On 1/7/2013 8:38 AM, djbroadhurst wrote:

>

> David Cleaver wrote:

>

> > Pari/GP has a function called znprimroot()

>

> Which works perfectly, with

> > GP/PARI CALCULATOR Version 2.5.0 (released)

> if you will read the friendly manual:

> > znprimroot(n): returns a primitive root of n when it exists.

I have just downloaded version 2.5.3, which also says:

znprimroot(n): returns a primitive root of n when it exists.

What I was trying to convey is that Pari/GP can also return what looks like a

valid answer, even though the input does not have a primitive root, ie:

? znprimroot(15)

%1 = Mod(2, 15)

? znprimroot(30)

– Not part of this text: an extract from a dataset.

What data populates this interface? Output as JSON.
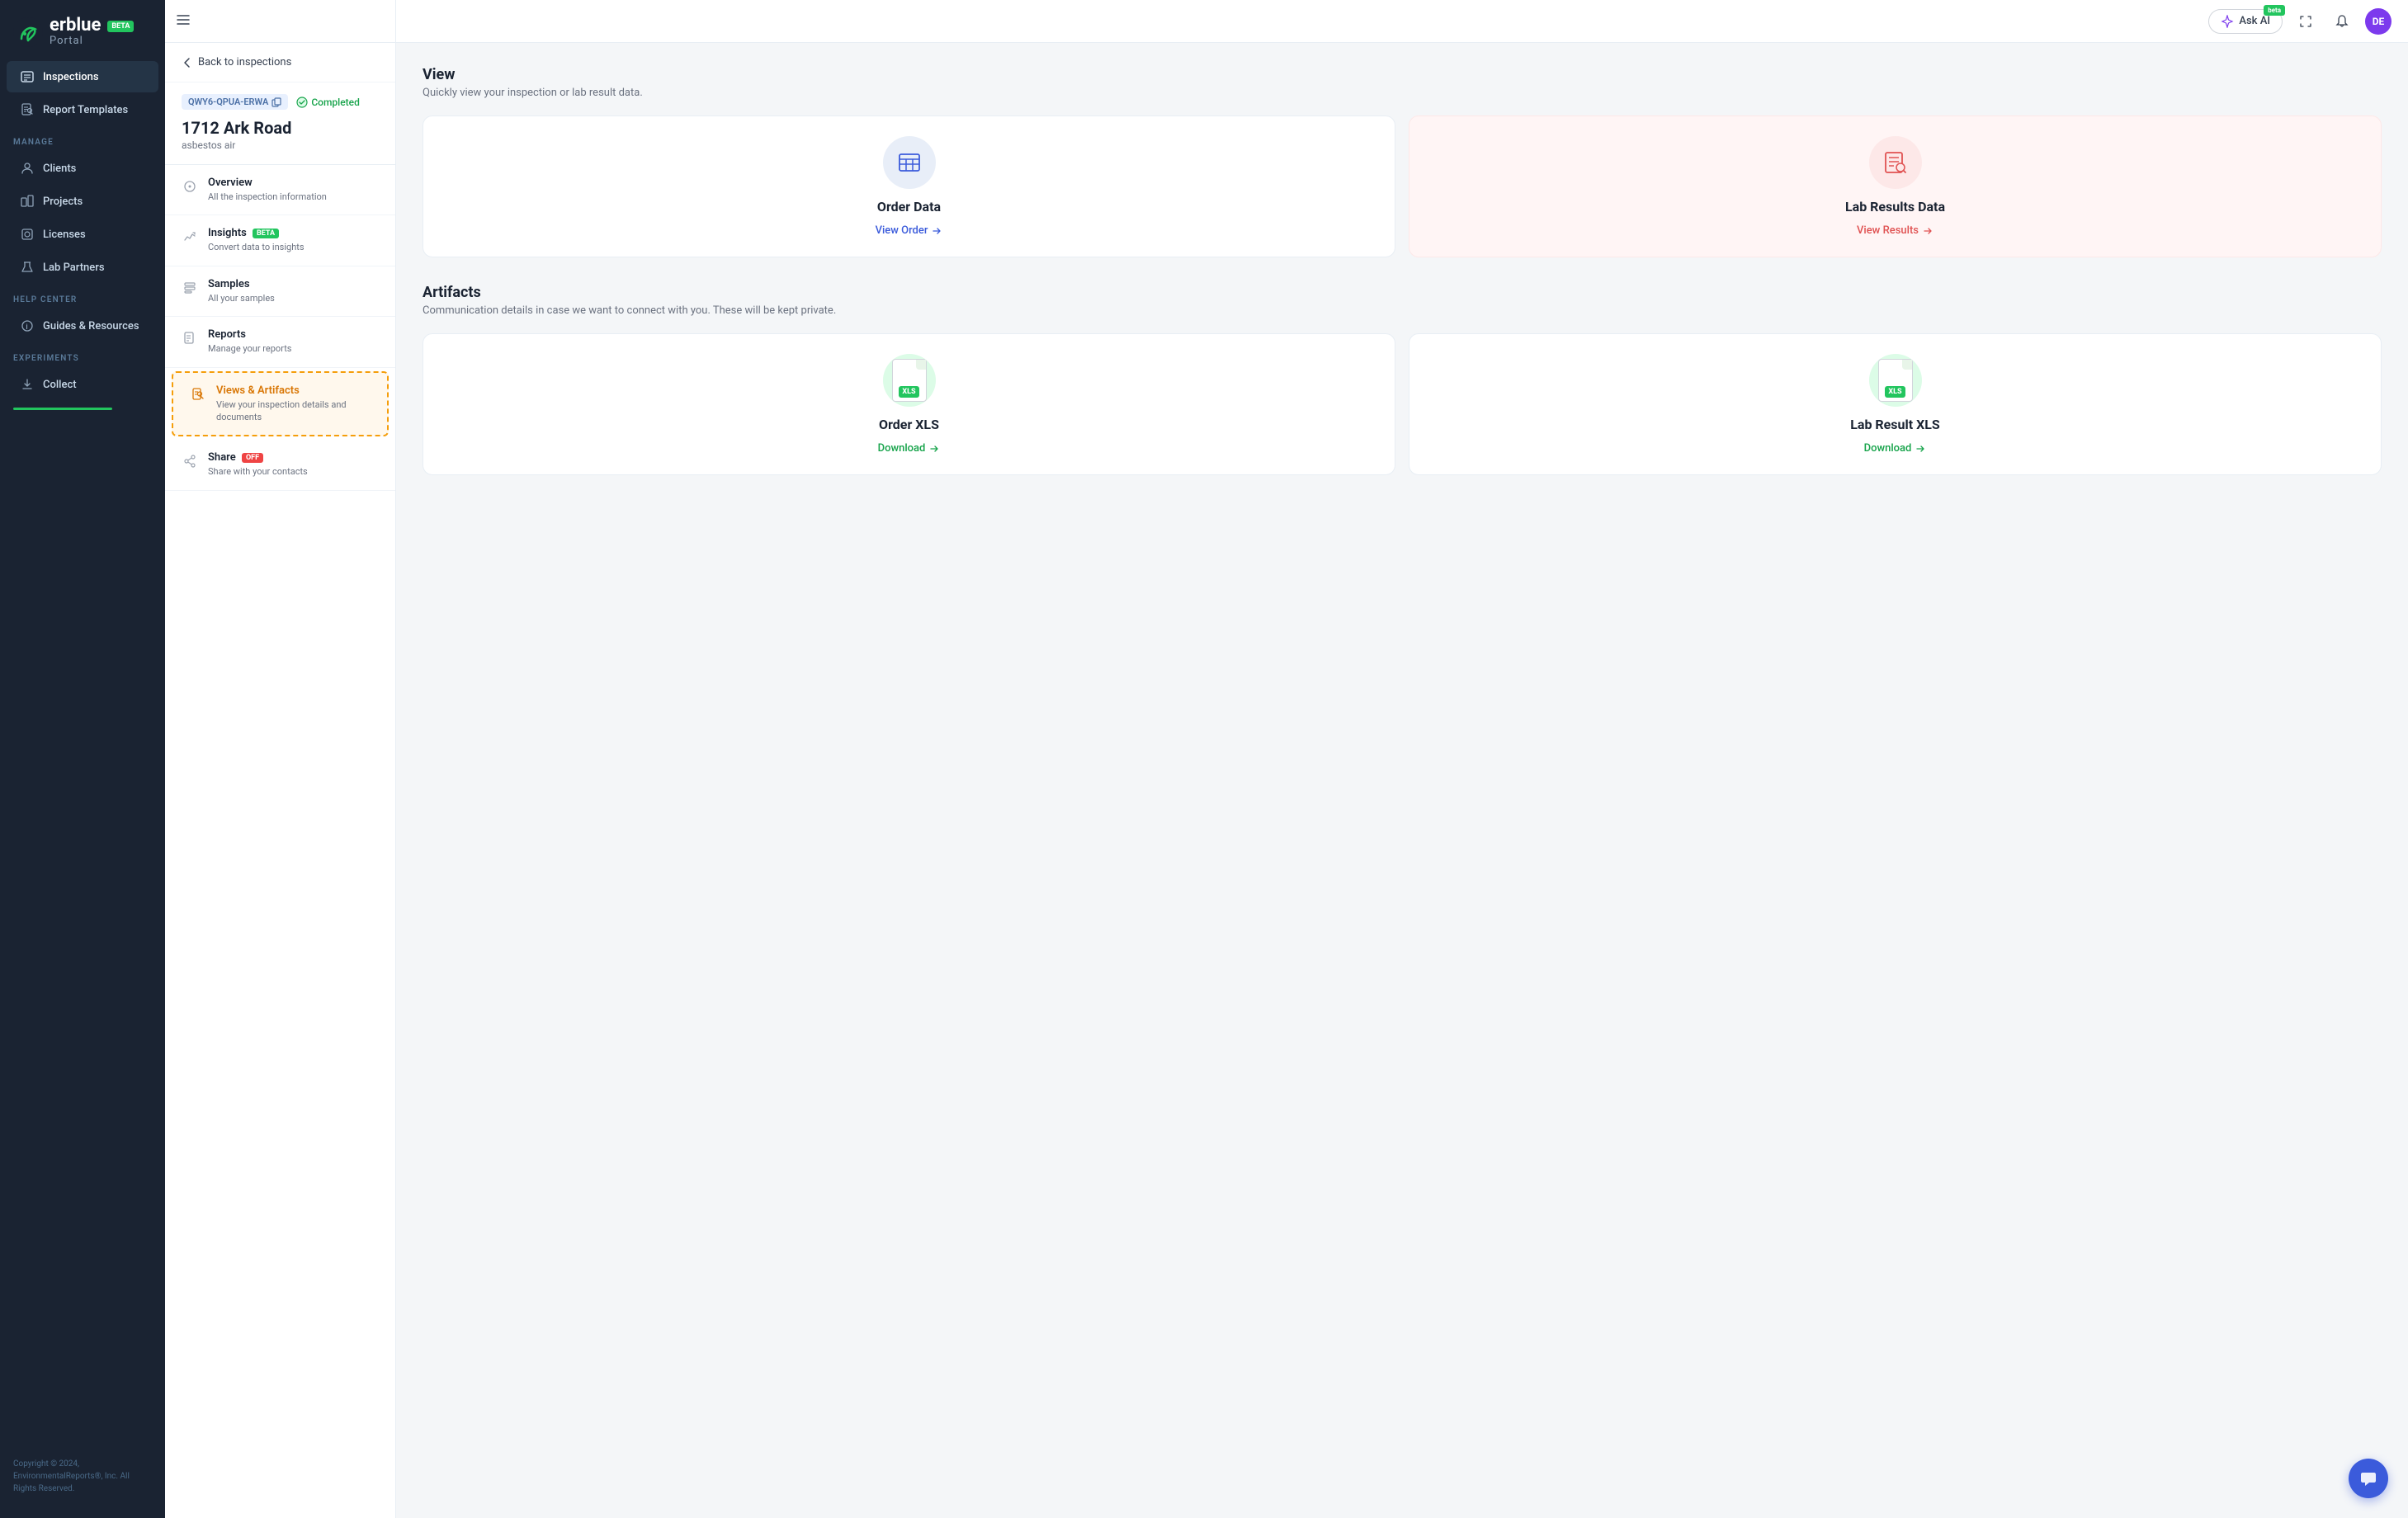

%2 = Mod(17, 30)

? znprimroot(33)

%3 = Mod(5, 33)

? znprimroot(91)

%4 = Mod(2, 91)

I have read the fine/friendly manual, ie ?znprimroot. However, this says

nothing about what happens when the primitive root does not exist. I have found

several places online that do discuss that the result in those situations will

be "undefined", like here:

http://pari.math.u-bordeaux.fr/dochtml/html/Arithmetic_functions.html
However, I believe we are in complete agreement that when you want a primitive

root of numbers that have (at least) one, then you can use the znprimroot()

function in Pari/GP to find it.

-David C.